_EXERCISE BRIEF_
Pick out each line with the word "JSON" from the material that follows.

_EXCERPTED RECORDS_
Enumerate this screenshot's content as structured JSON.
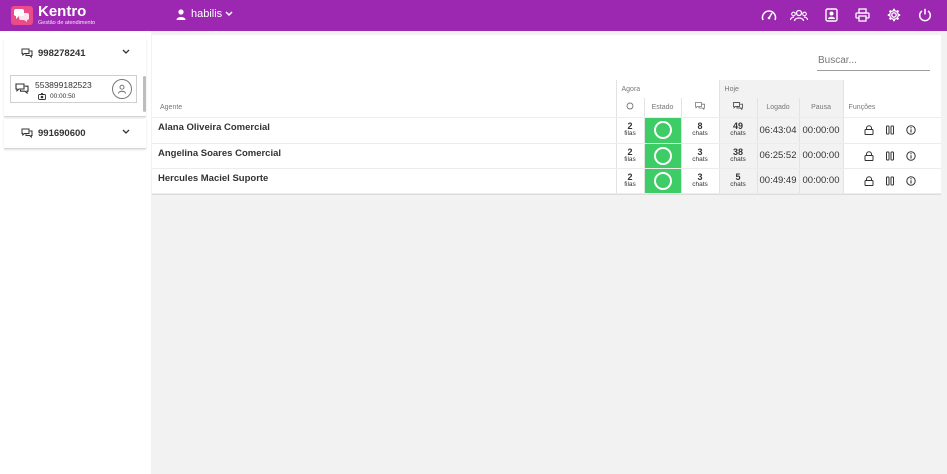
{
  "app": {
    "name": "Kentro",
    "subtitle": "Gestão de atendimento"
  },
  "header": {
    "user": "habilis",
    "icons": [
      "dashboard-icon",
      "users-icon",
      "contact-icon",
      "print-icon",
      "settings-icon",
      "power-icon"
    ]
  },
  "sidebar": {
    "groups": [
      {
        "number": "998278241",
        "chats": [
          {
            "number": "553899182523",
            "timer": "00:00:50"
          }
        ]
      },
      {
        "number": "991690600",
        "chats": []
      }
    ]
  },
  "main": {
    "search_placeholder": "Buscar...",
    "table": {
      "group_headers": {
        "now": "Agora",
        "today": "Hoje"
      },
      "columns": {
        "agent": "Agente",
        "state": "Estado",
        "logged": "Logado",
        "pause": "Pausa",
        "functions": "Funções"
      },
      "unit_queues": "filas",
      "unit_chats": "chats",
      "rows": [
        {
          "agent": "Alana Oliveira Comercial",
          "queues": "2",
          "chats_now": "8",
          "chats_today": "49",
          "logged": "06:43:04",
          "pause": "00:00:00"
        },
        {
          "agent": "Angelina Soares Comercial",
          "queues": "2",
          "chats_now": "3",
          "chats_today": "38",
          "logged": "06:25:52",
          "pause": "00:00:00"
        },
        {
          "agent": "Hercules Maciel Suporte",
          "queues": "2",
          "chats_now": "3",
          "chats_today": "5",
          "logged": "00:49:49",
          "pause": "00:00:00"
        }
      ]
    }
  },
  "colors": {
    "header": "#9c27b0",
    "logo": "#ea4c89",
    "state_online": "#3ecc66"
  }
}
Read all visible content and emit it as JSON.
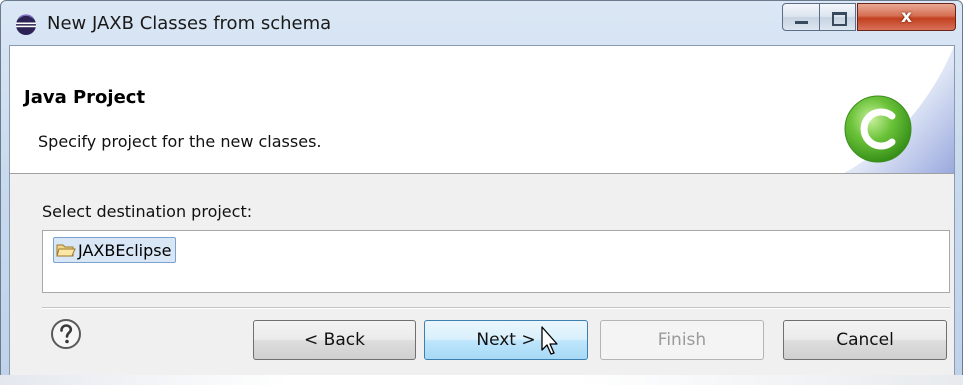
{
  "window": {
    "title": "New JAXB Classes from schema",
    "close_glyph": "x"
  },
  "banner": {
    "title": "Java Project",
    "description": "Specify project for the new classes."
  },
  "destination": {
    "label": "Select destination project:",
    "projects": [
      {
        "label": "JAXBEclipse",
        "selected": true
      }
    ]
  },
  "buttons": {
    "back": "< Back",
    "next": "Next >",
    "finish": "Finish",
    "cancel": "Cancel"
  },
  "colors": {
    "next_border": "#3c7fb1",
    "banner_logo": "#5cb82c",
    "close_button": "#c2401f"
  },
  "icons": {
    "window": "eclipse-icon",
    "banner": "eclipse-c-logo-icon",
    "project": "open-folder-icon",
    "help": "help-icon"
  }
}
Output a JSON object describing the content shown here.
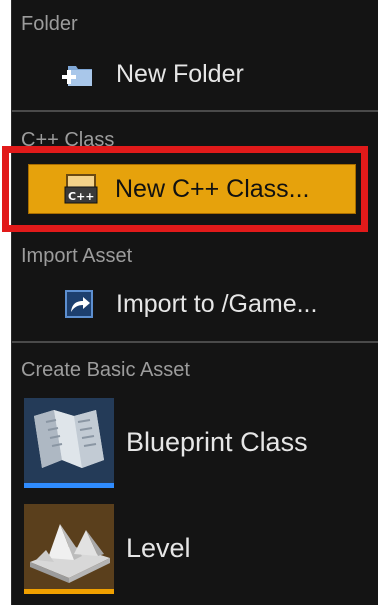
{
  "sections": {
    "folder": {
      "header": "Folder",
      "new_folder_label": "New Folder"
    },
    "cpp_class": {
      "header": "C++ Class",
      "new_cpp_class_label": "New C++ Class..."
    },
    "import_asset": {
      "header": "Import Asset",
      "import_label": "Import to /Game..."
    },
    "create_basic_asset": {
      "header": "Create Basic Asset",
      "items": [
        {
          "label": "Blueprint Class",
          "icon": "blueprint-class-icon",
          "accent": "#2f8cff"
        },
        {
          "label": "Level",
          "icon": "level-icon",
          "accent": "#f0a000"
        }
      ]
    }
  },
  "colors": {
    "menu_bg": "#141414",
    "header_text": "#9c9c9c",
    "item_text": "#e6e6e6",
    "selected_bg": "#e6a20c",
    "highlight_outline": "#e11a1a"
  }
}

_REPLY TO THE TASK_
Enumerate this screenshot's content as structured JSON.
Read all visible content and emit it as JSON.
Output a JSON object describing the content shown here.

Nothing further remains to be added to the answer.